#### [Information supplied]
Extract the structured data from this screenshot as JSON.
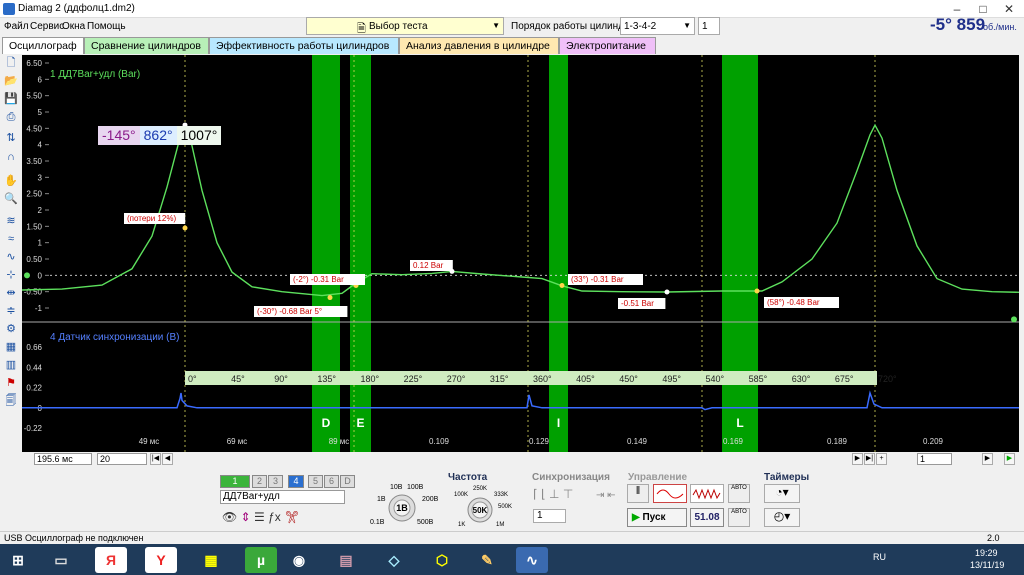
{
  "window": {
    "title": "Diamag 2 (ддфолц1.dm2)"
  },
  "menu": [
    "Файл",
    "Сервис",
    "Окна",
    "Помощь"
  ],
  "test_select": {
    "label": "Выбор теста"
  },
  "cylinder_order": {
    "label": "Порядок работы цилиндров",
    "value": "1-3-4-2",
    "cylinder": "1"
  },
  "readout": {
    "angle": "-5°",
    "rpm": "859",
    "rpm_unit": "об./мин."
  },
  "tabs": [
    {
      "label": "Осциллограф",
      "color": "#ffffff"
    },
    {
      "label": "Сравнение цилиндров",
      "color": "#b8f0b8"
    },
    {
      "label": "Эффективность работы цилиндров",
      "color": "#b8e8ff"
    },
    {
      "label": "Анализ давления в цилиндре",
      "color": "#ffe8b0"
    },
    {
      "label": "Электропитание",
      "color": "#f0c0f8"
    }
  ],
  "scope": {
    "channel1_title": "1 ДД7Bar+удл (Bar)",
    "channel4_title": "4 Датчик синхронизации (В)",
    "y1_ticks": [
      "6.50",
      "6",
      "5.50",
      "5",
      "4.50",
      "4",
      "3.50",
      "3",
      "2.50",
      "2",
      "1.50",
      "1",
      "0.50",
      "0",
      "-0.50",
      "-1"
    ],
    "y4_ticks": [
      "0.66",
      "0.44",
      "0.22",
      "0",
      "-0.22"
    ],
    "cursor": {
      "a": "-145°",
      "b": "862°",
      "delta": "1007°"
    },
    "phases": [
      "D",
      "E",
      "I",
      "L"
    ],
    "degree_ticks": [
      "0°",
      "45°",
      "90°",
      "135°",
      "180°",
      "225°",
      "270°",
      "315°",
      "360°",
      "405°",
      "450°",
      "495°",
      "540°",
      "585°",
      "630°",
      "675°",
      "720°"
    ],
    "time_ticks": [
      "49 мс",
      "69 мс",
      "89 мс",
      "0.109",
      "0.129",
      "0.149",
      "0.169",
      "0.189",
      "0.209"
    ],
    "annotations": {
      "losses": "(потери 12%)",
      "a1": "(-2°) -0.31 Bar",
      "a2": "(-30°) -0.68 Bar 5°",
      "a3": "0.12 Bar",
      "a4": "(33°) -0.31 Bar",
      "a5": "-0.51 Bar",
      "a6": "(58°) -0.48 Bar"
    },
    "colors": {
      "pressure": "#5de05d",
      "sync": "#3a6bff",
      "phase": "#00a000"
    }
  },
  "scope_nav": {
    "timebase": "195.6 мс",
    "zoom": "20",
    "page": "1"
  },
  "controls": {
    "channels": [
      "1",
      "2",
      "3",
      "4",
      "5",
      "6",
      "D"
    ],
    "channel_name": "ДД7Bar+удл",
    "range_title": "",
    "range_labels": [
      "10В",
      "100В",
      "200В",
      "500В",
      "0.1В",
      "1В"
    ],
    "range_value": "1В",
    "freq_title": "Частота",
    "freq_labels": [
      "250K",
      "100K",
      "333K",
      "500K",
      "1M",
      "1K",
      "5K",
      "10K"
    ],
    "freq_value": "50K",
    "sync_title": "Синхронизация",
    "sync_value": "1",
    "mgmt_title": "Управление",
    "start_label": "Пуск",
    "fps": "51.08",
    "auto_label": "АВТО",
    "timers_title": "Таймеры"
  },
  "status": {
    "left": "USB Осциллограф не подключен",
    "right": "2.0"
  },
  "tray": {
    "lang": "RU",
    "time": "19:29",
    "date": "13/11/19"
  }
}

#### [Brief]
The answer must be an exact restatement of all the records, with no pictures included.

#### [Response below]
Extract the structured data from this screenshot as JSON.
{
  "window": {
    "title": "Diamag 2 (ддфолц1.dm2)"
  },
  "menu": [
    "Файл",
    "Сервис",
    "Окна",
    "Помощь"
  ],
  "test_select": {
    "label": "Выбор теста"
  },
  "cylinder_order": {
    "label": "Порядок работы цилиндров",
    "value": "1-3-4-2",
    "cylinder": "1"
  },
  "readout": {
    "angle": "-5°",
    "rpm": "859",
    "rpm_unit": "об./мин."
  },
  "tabs": [
    {
      "label": "Осциллограф",
      "color": "#ffffff"
    },
    {
      "label": "Сравнение цилиндров",
      "color": "#b8f0b8"
    },
    {
      "label": "Эффективность работы цилиндров",
      "color": "#b8e8ff"
    },
    {
      "label": "Анализ давления в цилиндре",
      "color": "#ffe8b0"
    },
    {
      "label": "Электропитание",
      "color": "#f0c0f8"
    }
  ],
  "scope": {
    "channel1_title": "1 ДД7Bar+удл (Bar)",
    "channel4_title": "4 Датчик синхронизации (В)",
    "y1_ticks": [
      "6.50",
      "6",
      "5.50",
      "5",
      "4.50",
      "4",
      "3.50",
      "3",
      "2.50",
      "2",
      "1.50",
      "1",
      "0.50",
      "0",
      "-0.50",
      "-1"
    ],
    "y4_ticks": [
      "0.66",
      "0.44",
      "0.22",
      "0",
      "-0.22"
    ],
    "cursor": {
      "a": "-145°",
      "b": "862°",
      "delta": "1007°"
    },
    "phases": [
      "D",
      "E",
      "I",
      "L"
    ],
    "degree_ticks": [
      "0°",
      "45°",
      "90°",
      "135°",
      "180°",
      "225°",
      "270°",
      "315°",
      "360°",
      "405°",
      "450°",
      "495°",
      "540°",
      "585°",
      "630°",
      "675°",
      "720°"
    ],
    "time_ticks": [
      "49 мс",
      "69 мс",
      "89 мс",
      "0.109",
      "0.129",
      "0.149",
      "0.169",
      "0.189",
      "0.209"
    ],
    "annotations": {
      "losses": "(потери 12%)",
      "a1": "(-2°) -0.31 Bar",
      "a2": "(-30°) -0.68 Bar 5°",
      "a3": "0.12 Bar",
      "a4": "(33°) -0.31 Bar",
      "a5": "-0.51 Bar",
      "a6": "(58°) -0.48 Bar"
    },
    "colors": {
      "pressure": "#5de05d",
      "sync": "#3a6bff",
      "phase": "#00a000"
    }
  },
  "scope_nav": {
    "timebase": "195.6 мс",
    "zoom": "20",
    "page": "1"
  },
  "controls": {
    "channels": [
      "1",
      "2",
      "3",
      "4",
      "5",
      "6",
      "D"
    ],
    "channel_name": "ДД7Bar+удл",
    "range_title": "",
    "range_labels": [
      "10В",
      "100В",
      "200В",
      "500В",
      "0.1В",
      "1В"
    ],
    "range_value": "1В",
    "freq_title": "Частота",
    "freq_labels": [
      "250K",
      "100K",
      "333K",
      "500K",
      "1M",
      "1K",
      "5K",
      "10K"
    ],
    "freq_value": "50K",
    "sync_title": "Синхронизация",
    "sync_value": "1",
    "mgmt_title": "Управление",
    "start_label": "Пуск",
    "fps": "51.08",
    "auto_label": "АВТО",
    "timers_title": "Таймеры"
  },
  "status": {
    "left": "USB Осциллограф не подключен",
    "right": "2.0"
  },
  "tray": {
    "lang": "RU",
    "time": "19:29",
    "date": "13/11/19"
  }
}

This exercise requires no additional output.